What is the Doctrine of Discovery?

The Doctrine of Discovery, a legal framework that justified European imperial ventures around the world, including the colonization of North America, has its roots in a series of Papal statements dating back to the 15th century. For example, read the Papal Bull Inter caetera of 1493 on the Encyclopedia Virginia website.

Given the passage of time, and the shifting of religious affiliation, you might think that it is an archaic principle, with little bearing in contemporary law and society.

Yet the Doctrine of Discovery, which asserted that lands belonged to the Christian powers that “discovered” them (and the related concept of Terra Nullius, which held that those on the land prior to European arrival merely occupied it without any right or title), continues to reverberate in the 21st century. As the Truth and Reconciliation Commission (TRC) noted in its final report, the Doctrine of Discovery has been cited in decisions of the Supreme Court of Canada as recently as the 1990s.

Why is it still relevant?

The Doctrine of Discovery has profoundly affected the way that Indigenous peoples have been perceived by non-Indigenous peoples. The TRC’s final report observed that it rested upon the belief that “the colonizers were bringing civilization to savage people who would never civilize themselves” [Canada’s Residential Schools: The History, Part I: Origins to 1939, p. 18]. That perception, in turn, defined our relationship, culminating in the establishment of residential schools and the legacy that continues to play out today.

Consequently, a key recommendation of the Truth and Reconciliation Commission, articulated in a number of its Calls to Action, is the repudiation of the Doctrine of Discovery.

How can we respond?

The United Church of Canada repudiated the Doctrine of Discovery in 2012, as did the World Council of Churches. This was one step in our long journey of listening, repentance, and the building of right relations that began with the 1986 Apology to First Nations Peoples. Now we must examine what it means to live it out.

Worship, background, and study resources are being developed. See Downloads, below.

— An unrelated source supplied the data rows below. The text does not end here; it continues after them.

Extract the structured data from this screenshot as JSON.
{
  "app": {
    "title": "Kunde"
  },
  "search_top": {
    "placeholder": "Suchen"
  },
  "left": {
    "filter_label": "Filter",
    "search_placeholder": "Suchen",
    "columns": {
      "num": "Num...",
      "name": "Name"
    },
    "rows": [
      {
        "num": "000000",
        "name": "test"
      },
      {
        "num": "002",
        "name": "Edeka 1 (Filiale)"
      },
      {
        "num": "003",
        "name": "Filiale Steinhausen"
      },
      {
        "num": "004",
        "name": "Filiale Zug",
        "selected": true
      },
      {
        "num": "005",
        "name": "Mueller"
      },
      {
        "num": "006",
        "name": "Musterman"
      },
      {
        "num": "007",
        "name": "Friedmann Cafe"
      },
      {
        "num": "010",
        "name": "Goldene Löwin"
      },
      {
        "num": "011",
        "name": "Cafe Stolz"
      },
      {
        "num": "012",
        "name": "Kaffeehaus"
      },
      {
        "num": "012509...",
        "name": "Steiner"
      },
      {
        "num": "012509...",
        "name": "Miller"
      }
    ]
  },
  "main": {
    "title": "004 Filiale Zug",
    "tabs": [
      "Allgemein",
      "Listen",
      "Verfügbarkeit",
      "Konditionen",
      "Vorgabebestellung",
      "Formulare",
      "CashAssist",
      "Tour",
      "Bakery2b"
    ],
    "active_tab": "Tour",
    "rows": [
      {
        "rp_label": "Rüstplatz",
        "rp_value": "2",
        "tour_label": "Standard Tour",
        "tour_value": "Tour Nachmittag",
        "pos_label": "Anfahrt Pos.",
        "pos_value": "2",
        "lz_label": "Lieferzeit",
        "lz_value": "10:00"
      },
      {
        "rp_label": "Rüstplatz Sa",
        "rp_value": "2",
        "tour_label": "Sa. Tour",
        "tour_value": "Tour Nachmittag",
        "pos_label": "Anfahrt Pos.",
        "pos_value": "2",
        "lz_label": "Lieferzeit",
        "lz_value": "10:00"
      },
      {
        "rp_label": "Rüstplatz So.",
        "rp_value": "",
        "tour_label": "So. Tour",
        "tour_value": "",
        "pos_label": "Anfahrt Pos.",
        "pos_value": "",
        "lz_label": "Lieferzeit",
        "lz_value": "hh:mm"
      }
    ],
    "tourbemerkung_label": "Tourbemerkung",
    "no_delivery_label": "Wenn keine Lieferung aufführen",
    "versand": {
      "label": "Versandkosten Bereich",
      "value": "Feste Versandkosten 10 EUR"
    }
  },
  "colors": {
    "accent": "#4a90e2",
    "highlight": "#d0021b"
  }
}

In this 150th year of Confederation, United Church communities are encouraged to use the Living on the Path of Respect worship service, during Lent, on Victoria Day weekend, or on June 11, the anniversary of the federal residential schools apology.

You may also wish to view these two videos on the topic: